CHANGES.

The Lions headed into free agency with very little salary cap space, so they focused on maintaining the roster they had, not adding to it. In the case of defensive end Cliff Avril, they kept him with the franchise tag, and eventually he’s expected to sign and report. In the case of linebacker Stephen Tulloch, they kept him by signing him to a new contract. In the case of cornerback Eric Wright, they lost him to the Buccaneers, and that was probably the team’s biggest offseason loss. Where the Lions have to hope they made up for the loss of Wright is in the draft: Three different cornerbacks -- third-round pick Dwight Bentley, fifth-round pick Chris Greenwood and sixth-round pick Jonte Green -- were taken in the draft, and if one of them is good enough to start as a rookie, that would be a major plus. If all three of them are at least good enough to improve the nickel and dime packages, that would be great, too.

First-round draft pick Riley Reiff is the guy the Lions hope will eventually become their trusty starter at left tackle, although that probably won’t happen this year, as Jeff Backus, who has started every single game at left tackle since the Lions drafted him in 2001, is slated to return to the starting line up again. So if Reiff changes the face of the offensive line, it will probably be by playing a position other than left tackle.

CAMP BATTLES.

Chris Houston is expected to start at one of the cornerback spots, but after him there’s a lot of competition for the cornerback pecking order. Aaron Berry is probably favored to beat out Jacob Lacey, a free agent arrival from Indianapolis, for the other starting cornerback spot, and rookies Dwight Bentley, Chris Greenwood and Jonte Green will all be competing for playing time in training camp as well.

Riley Reiff may unseat Gosder Cherilus as the starting right tackle, and moving one of them to guard to unseat starters Rob Sims or Stephen Peterman could be a possibility.
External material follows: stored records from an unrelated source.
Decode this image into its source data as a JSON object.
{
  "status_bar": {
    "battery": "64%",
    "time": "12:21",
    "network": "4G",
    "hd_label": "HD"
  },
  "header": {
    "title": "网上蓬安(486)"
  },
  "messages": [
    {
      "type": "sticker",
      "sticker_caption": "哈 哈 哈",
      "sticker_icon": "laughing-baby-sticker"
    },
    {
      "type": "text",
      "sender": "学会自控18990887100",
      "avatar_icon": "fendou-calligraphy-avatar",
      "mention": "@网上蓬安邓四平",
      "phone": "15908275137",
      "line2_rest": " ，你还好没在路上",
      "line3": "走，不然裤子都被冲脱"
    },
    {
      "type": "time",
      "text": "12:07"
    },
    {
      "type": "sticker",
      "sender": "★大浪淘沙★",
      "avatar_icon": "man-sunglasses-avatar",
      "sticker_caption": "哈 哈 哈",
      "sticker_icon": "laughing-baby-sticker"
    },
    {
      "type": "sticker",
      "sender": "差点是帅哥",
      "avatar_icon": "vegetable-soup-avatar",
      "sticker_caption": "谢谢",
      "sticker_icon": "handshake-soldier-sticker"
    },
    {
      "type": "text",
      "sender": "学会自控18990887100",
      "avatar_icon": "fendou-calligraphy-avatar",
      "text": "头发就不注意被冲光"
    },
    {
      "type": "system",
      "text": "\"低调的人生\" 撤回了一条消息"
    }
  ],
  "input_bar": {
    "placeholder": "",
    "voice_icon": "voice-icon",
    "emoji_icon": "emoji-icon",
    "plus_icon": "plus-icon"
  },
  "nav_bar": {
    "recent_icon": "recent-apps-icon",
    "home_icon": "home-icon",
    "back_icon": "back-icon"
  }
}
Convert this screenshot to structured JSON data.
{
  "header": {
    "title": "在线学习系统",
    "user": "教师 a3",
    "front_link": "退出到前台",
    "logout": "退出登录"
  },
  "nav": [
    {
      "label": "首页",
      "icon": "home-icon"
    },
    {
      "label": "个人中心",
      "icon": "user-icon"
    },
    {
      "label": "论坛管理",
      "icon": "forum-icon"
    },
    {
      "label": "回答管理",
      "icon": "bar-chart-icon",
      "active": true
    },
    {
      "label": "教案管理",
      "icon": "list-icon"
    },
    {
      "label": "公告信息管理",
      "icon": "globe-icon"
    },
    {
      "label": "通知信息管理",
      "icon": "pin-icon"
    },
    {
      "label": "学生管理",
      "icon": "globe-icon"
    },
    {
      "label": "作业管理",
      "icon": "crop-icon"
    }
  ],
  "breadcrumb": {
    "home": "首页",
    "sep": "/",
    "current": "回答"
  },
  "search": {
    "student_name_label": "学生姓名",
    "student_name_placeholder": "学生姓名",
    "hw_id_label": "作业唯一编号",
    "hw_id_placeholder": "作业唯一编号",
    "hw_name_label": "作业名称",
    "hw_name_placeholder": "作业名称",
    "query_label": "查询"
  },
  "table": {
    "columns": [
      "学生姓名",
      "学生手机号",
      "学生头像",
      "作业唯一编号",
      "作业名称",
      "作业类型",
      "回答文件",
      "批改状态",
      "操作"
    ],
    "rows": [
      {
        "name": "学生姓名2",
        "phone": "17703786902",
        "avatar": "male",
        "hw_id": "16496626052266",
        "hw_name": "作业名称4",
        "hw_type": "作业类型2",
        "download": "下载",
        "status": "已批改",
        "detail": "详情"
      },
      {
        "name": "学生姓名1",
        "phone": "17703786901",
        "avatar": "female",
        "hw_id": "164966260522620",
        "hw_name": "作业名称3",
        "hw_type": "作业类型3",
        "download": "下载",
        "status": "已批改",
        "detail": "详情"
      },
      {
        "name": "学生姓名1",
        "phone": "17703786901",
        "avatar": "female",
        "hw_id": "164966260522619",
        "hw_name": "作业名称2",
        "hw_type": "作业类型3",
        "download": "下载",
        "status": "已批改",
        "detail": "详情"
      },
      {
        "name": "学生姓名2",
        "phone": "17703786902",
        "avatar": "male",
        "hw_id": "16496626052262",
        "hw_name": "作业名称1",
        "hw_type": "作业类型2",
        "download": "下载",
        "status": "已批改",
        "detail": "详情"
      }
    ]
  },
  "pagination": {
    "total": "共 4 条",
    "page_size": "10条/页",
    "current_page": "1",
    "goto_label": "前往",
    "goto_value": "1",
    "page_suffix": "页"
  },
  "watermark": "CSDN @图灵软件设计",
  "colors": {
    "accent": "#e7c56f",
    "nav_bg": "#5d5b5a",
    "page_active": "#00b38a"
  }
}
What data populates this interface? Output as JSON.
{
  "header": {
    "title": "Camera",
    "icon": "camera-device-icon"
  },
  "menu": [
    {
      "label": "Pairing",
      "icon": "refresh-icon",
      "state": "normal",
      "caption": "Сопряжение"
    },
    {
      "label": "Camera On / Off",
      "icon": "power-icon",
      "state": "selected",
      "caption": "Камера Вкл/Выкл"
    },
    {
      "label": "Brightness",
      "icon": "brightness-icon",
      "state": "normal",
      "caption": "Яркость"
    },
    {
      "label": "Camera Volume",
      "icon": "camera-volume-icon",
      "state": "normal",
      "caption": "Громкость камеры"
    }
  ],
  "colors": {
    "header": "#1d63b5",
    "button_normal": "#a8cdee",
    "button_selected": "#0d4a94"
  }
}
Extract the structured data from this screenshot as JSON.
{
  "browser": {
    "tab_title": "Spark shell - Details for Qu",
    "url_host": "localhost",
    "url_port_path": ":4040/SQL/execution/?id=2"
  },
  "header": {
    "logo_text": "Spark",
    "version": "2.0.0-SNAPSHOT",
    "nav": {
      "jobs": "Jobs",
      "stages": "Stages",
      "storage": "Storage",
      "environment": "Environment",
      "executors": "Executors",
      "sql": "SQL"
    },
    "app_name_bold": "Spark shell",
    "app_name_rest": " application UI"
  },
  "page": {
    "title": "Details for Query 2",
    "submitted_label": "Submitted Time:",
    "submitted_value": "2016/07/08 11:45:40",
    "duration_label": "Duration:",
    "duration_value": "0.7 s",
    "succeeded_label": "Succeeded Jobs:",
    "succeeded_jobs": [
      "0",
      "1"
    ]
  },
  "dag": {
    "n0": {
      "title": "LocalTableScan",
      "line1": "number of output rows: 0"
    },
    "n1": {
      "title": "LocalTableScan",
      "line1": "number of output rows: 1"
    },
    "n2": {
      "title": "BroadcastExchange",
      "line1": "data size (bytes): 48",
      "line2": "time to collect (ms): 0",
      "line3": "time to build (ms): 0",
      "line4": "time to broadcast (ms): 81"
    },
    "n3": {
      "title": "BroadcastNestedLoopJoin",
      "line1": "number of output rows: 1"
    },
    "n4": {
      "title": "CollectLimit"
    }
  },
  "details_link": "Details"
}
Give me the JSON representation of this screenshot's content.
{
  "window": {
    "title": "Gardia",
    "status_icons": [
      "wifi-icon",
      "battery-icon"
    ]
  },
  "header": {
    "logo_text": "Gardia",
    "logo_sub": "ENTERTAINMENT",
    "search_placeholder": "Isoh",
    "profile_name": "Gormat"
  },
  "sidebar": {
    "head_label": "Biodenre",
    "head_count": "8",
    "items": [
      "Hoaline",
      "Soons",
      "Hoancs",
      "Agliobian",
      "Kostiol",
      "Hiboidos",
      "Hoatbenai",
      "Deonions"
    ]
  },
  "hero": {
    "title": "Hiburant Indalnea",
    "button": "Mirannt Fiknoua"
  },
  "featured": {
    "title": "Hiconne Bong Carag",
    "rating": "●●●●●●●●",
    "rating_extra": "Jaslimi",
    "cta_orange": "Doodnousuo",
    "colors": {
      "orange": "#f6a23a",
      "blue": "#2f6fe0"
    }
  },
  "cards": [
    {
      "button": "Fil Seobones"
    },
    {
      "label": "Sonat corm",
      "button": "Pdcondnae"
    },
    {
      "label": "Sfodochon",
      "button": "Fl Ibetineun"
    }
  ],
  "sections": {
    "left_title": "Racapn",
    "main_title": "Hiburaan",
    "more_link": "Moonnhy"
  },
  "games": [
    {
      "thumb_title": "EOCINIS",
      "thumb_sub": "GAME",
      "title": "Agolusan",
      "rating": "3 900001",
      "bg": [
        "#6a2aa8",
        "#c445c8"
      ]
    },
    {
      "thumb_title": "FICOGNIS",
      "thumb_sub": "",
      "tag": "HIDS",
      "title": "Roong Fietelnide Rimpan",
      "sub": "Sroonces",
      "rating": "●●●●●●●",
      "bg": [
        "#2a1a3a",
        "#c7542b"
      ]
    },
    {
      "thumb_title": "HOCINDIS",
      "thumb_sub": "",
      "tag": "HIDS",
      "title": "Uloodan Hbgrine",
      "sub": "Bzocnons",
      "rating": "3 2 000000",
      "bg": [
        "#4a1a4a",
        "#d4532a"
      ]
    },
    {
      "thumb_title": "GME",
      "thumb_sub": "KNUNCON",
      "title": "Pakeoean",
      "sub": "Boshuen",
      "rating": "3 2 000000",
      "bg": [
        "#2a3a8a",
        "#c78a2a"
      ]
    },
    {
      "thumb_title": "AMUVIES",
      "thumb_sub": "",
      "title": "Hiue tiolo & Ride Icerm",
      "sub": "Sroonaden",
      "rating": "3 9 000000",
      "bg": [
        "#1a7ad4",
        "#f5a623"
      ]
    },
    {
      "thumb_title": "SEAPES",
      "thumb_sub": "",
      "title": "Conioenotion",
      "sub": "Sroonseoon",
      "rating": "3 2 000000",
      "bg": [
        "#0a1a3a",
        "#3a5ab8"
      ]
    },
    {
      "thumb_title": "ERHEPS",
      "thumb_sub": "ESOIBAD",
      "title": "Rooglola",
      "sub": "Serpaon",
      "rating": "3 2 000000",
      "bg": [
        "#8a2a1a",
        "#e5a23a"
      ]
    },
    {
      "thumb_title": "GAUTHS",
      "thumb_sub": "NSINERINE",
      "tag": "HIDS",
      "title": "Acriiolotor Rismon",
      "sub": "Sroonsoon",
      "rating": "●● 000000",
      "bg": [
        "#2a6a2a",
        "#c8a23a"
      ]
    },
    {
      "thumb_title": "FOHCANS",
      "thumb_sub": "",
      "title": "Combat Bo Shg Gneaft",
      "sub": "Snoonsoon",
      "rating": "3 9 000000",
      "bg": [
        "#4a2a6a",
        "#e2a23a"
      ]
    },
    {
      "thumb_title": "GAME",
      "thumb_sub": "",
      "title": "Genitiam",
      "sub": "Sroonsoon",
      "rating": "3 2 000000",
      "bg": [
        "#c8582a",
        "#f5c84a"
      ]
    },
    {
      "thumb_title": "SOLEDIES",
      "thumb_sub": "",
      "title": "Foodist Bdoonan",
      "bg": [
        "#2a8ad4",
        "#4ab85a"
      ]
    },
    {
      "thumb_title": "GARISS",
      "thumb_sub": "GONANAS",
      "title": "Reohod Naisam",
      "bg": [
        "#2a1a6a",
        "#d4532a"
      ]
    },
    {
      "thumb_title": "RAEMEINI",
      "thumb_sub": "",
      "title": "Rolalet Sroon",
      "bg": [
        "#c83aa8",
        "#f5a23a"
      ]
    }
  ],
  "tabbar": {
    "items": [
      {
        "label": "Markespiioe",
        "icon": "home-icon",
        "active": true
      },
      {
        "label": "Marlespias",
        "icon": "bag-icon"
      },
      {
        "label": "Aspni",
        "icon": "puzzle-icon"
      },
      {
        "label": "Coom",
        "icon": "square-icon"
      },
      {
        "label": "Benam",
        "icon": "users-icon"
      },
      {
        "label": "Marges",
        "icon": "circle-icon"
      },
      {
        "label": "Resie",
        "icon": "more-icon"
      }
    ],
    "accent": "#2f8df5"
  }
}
All five of last year’s offensive line starters are back, but Reiff wasn’t drafted to be a backup.

A good training camp performance can allow someone to emerge as the No. 1 running back among Mikel Leshoure, Jahvid Best and Kevin Smith, although the three of them have different and complementary styles and can probably all find ways to fit into the offense. Based purely on talent, Leshoure is the one who looks most like a No. 1 running back, but his Achilles and his arrests make him a major question mark.

PROSPECTS.

It says a lot about the kind of roster that G.M. Martin Mayhew and coach Jim Schwartz have built that it will be a disappointment in Detroit if this is not a playoff team. During the Matt Millen years, the Lions never even had a .500 record, so reaching the point where the playoffs are a realistic annual expectation represents major progress for the Lions.

But the NFC North will be a tough division, with the Packers entering the season as the favorites and the Bears probably a step ahead of the Lions for one of the wild-card spots, and so the Lions may find themselves falling just short in a competitive conference. This is a much better roster than any team Millen ever assembled, and there’s real hope in Detroit, but this looks like a year in which the Lions will find themselves right around .500, and probably just missing out on the playoffs.